My lesson was with Lisa, who wanted help with being a better leader and whose Left Brain Introvert (LBI) had trailer loading issues. She would play with trailer all week, but after going somewhere he would not reload and people would end up helping and stuffing him in… which of course brought him back to square one again.
After starting with some leadership techniques, such as having a plan and directing Zone 1 better in the Touch It pattern and moving her horse’s feet before she moved her own, Lisa started looking pretty good! Then we went to the trailer and did some Touch It with Zone 1, 3 and 4. That was interesting and further improved Lisa’s technique. After that is was half circles around the trailer, and finally Yo-Yo’s in and out working on the thresholds: “come out… go in…. come out…. go in”.
I stepped in at a couple of points to help with the timing, but Lisa was doing a great job. Buddy really was afraid, but being LBI it was hard for Lisa to read his fear. I explained that when unconfident, LBIs will go RBI first, and that he wasn’t being stubborn or defiant and that’s why he was still having trouble despite all her practice. He would go in out of obedience, but it really was not his idea and he was not confident. So we allowed him to set the pace and each time he reached a threshold we would bring him out and ask him to try again… and when he crossed it in even the smallest way, we would allow him to stay there for a little bit.
By the end of the session he was ‘in’ the trailer, but he was not yet ‘wanting’ to be in, so we reconvened after the show – a number of people stayed to watch – and things went really quickly then. Buddy was in the trailer within a few minutes and now we worked on thresholds going deeper inside (it was a long trailer!). We finished with Buddy standing confidently way deep inside and then played approach and retreat with the door until he was relaxed about that too.

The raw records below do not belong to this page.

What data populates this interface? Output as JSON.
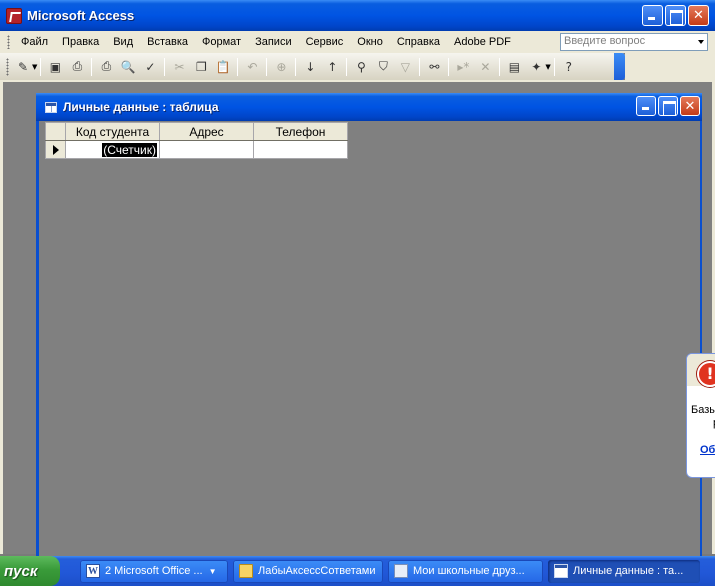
{
  "app": {
    "title": "Microsoft Access"
  },
  "menubar": {
    "items": [
      "Файл",
      "Правка",
      "Вид",
      "Вставка",
      "Формат",
      "Записи",
      "Сервис",
      "Окно",
      "Справка",
      "Adobe PDF"
    ],
    "help_placeholder": "Введите вопрос"
  },
  "toolbar": {
    "icons": [
      "design-view-icon",
      "save-icon",
      "print-preview-setup-icon",
      "print-icon",
      "print-preview-icon",
      "spelling-icon",
      "cut-icon",
      "copy-icon",
      "paste-icon",
      "undo-icon",
      "insert-hyperlink-icon",
      "sort-ascending-icon",
      "sort-descending-icon",
      "filter-by-selection-icon",
      "filter-by-form-icon",
      "apply-filter-icon",
      "find-icon",
      "new-record-icon",
      "delete-record-icon",
      "database-window-icon",
      "new-object-icon",
      "help-icon"
    ]
  },
  "table_window": {
    "title": "Личные данные : таблица",
    "columns": [
      "Код студента",
      "Адрес",
      "Телефон"
    ],
    "new_row": {
      "values": [
        "(Счетчик)",
        "",
        ""
      ]
    }
  },
  "popup": {
    "line1": "Базы",
    "line2": "р",
    "link": "Об"
  },
  "taskbar": {
    "start_label": "пуск",
    "tasks": [
      {
        "label": "2 Microsoft Office ...",
        "icon": "word-icon"
      },
      {
        "label": "ЛабыАксессСответами",
        "icon": "folder-icon"
      },
      {
        "label": "Мои школьные друз...",
        "icon": "document-icon"
      },
      {
        "label": "Личные данные : та...",
        "icon": "table-icon"
      }
    ]
  }
}
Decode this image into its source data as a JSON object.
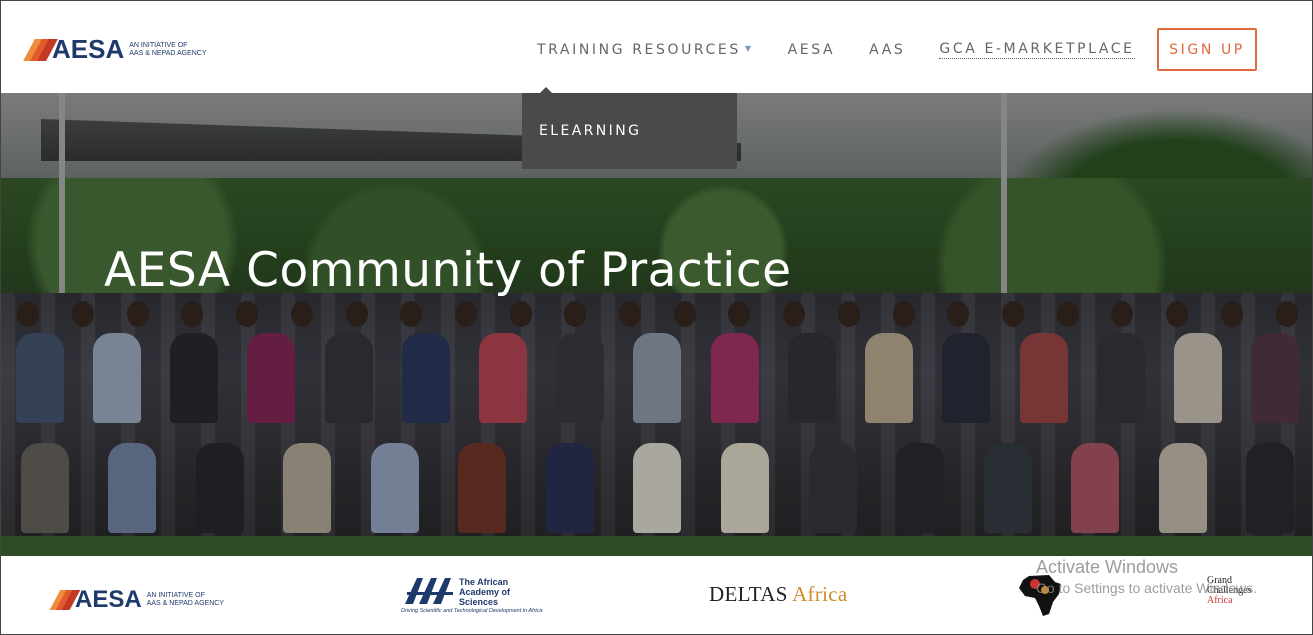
{
  "header": {
    "logo": {
      "word": "AESA",
      "tagline_1": "AN INITIATIVE OF",
      "tagline_2": "AAS & NEPAD AGENCY",
      "icon": "aesa-logo-icon"
    },
    "nav": [
      {
        "label": "TRAINING RESOURCES",
        "has_dropdown": true
      },
      {
        "label": "AESA"
      },
      {
        "label": "AAS"
      },
      {
        "label": "GCA E-MARKETPLACE"
      }
    ],
    "signup_label": "SIGN UP"
  },
  "dropdown": {
    "items": [
      {
        "label": "ELEARNING"
      }
    ]
  },
  "hero": {
    "title": "AESA Community of Practice",
    "image": "group-photo-conference-attendees"
  },
  "partners": {
    "aesa": {
      "word": "AESA",
      "tagline_1": "AN INITIATIVE OF",
      "tagline_2": "AAS & NEPAD AGENCY"
    },
    "aas": {
      "name_1": "The African",
      "name_2": "Academy of Sciences",
      "motto": "Driving Scientific and Technological Development in Africa"
    },
    "deltas": {
      "word": "DELTAS",
      "africa": "Africa"
    },
    "h3": {
      "icon": "h3africa-map-icon"
    },
    "grand_challenges": {
      "line1": "Grand",
      "line2": "Challenges",
      "line3": "Africa"
    }
  },
  "watermark": {
    "line1": "Activate Windows",
    "line2": "Go to Settings to activate Windows."
  },
  "colors": {
    "brand_navy": "#1e3a6b",
    "brand_orange": "#e06a3e",
    "dropdown_bg": "#4a4a4a"
  }
}
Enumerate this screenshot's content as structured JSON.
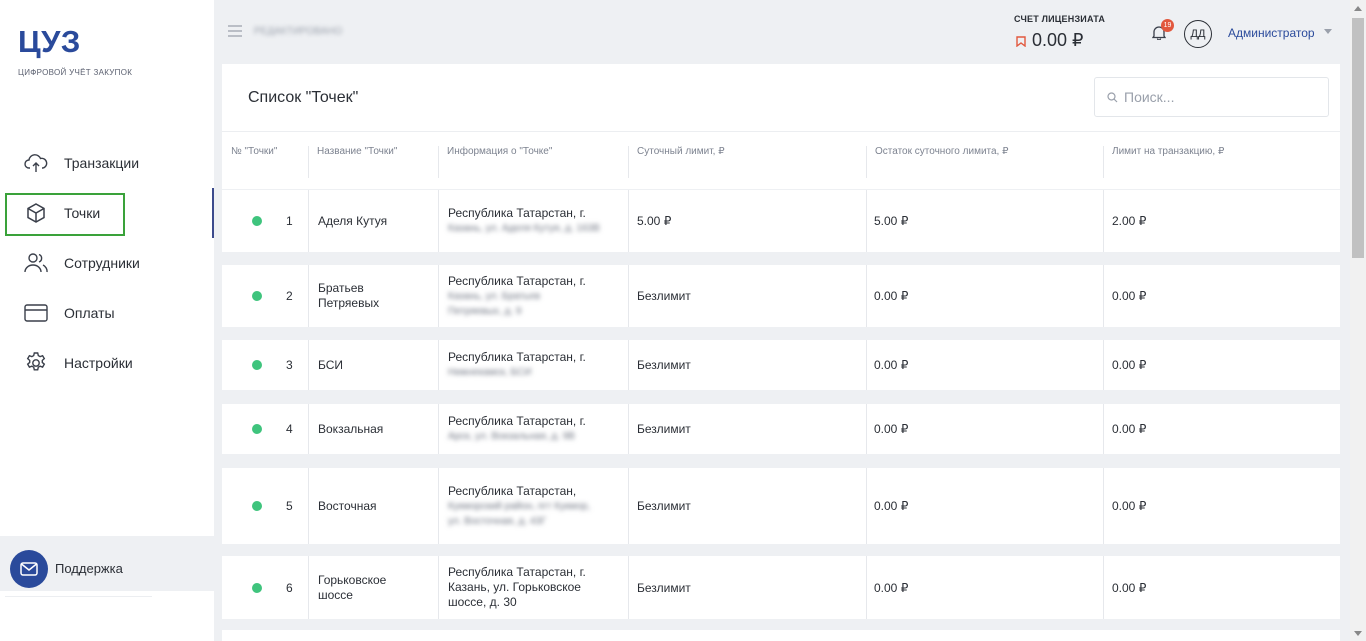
{
  "sidebar": {
    "logo": "ЦУЗ",
    "logo_sub": "ЦИФРОВОЙ УЧЁТ ЗАКУПОК",
    "items": [
      {
        "label": "Транзакции",
        "icon": "cloud-upload-icon"
      },
      {
        "label": "Точки",
        "icon": "cube-icon",
        "active": true
      },
      {
        "label": "Сотрудники",
        "icon": "users-icon"
      },
      {
        "label": "Оплаты",
        "icon": "credit-card-icon"
      },
      {
        "label": "Настройки",
        "icon": "gear-icon"
      }
    ],
    "support": "Поддержка"
  },
  "header": {
    "company": "РЕДАКТИРОВАНО",
    "account_label": "СЧЕТ ЛИЦЕНЗИАТА",
    "account_value": "0.00 ₽",
    "notifications": "19",
    "avatar": "ДД",
    "user": "Администратор"
  },
  "page": {
    "title": "Список \"Точек\"",
    "search_placeholder": "Поиск..."
  },
  "table": {
    "columns": [
      "№ \"Точки\"",
      "Название \"Точки\"",
      "Информация о \"Точке\"",
      "Суточный лимит, ₽",
      "Остаток суточного лимита, ₽",
      "Лимит на транзакцию, ₽"
    ],
    "rows": [
      {
        "n": "1",
        "name": "Аделя Кутуя",
        "info_head": "Республика Татарстан, г.",
        "info_rest": "Казань, ул. Аделя Кутуя, д. 163В",
        "daily": "5.00 ₽",
        "rest": "5.00 ₽",
        "tx": "2.00 ₽"
      },
      {
        "n": "2",
        "name": "Братьев Петряевых",
        "info_head": "Республика Татарстан, г.",
        "info_rest": "Казань, ул. Братьев Петряевых, д. 9",
        "daily": "Безлимит",
        "rest": "0.00 ₽",
        "tx": "0.00 ₽"
      },
      {
        "n": "3",
        "name": "БСИ",
        "info_head": "Республика Татарстан, г.",
        "info_rest": "Нижнекамск, БСИ",
        "daily": "Безлимит",
        "rest": "0.00 ₽",
        "tx": "0.00 ₽"
      },
      {
        "n": "4",
        "name": "Вокзальная",
        "info_head": "Республика Татарстан, г.",
        "info_rest": "Арск, ул. Вокзальная, д. 9В",
        "daily": "Безлимит",
        "rest": "0.00 ₽",
        "tx": "0.00 ₽"
      },
      {
        "n": "5",
        "name": "Восточная",
        "info_head": "Республика Татарстан,",
        "info_rest": "Кукморский район, пгт Кукмор, ул. Восточная, д. 43Г",
        "daily": "Безлимит",
        "rest": "0.00 ₽",
        "tx": "0.00 ₽"
      },
      {
        "n": "6",
        "name": "Горьковское шоссе",
        "info_head": "Республика Татарстан, г.",
        "info_rest": "Казань, ул. Горьковское шоссе, д. 30",
        "daily": "Безлимит",
        "rest": "0.00 ₽",
        "tx": "0.00 ₽"
      }
    ]
  }
}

Here are some of the BIGGIES that the audience ‘got’:
1. It has to be the horse’s idea to cross the threshold, don’t push him over it in any way or you destroy trust and confidence.
2. Making him uncomfortable outside of the trailer only causes a horse to load into the trailer to get away from that rather than having him really want to be in the trailer. That’s why we don’t use that approach. It certainly would not be using Love, Language and Leadership!
2. “The next move is his”. So once he’s at the threshold, we WAIT until he does something – either moves forwards or wants to come out again. And if he stays there too long, we bring him out and simply ask him to reapproach.
3. Never push him forwards once he’s stopped, you can only encourage his thoughts otherwise you are forcing the horse. The bottom line is that the horse has to be able to TRUST that you won’t push him “over the cliff”, that you will allow it to be his decision to go there. When you can do that, your horse will try his heart out for you. He will trust you and feel safe with you, and the effects will be felt in everything else you do with him too. Anyone can force a horse to get in, the real art is in helping him to develop the confidence to load himself. Such fun, I love this stuff.
4. It really, TRULY, is NOT ABOUT THE TRAILER! It’s all about the trust your horse has for you as his leader.
Our next event is in Oregon. I’m looking forward to seeing you there, meeting new horse lovers and seeing who we have for our lessons on Savvy Club Sunday.
Keep it natural,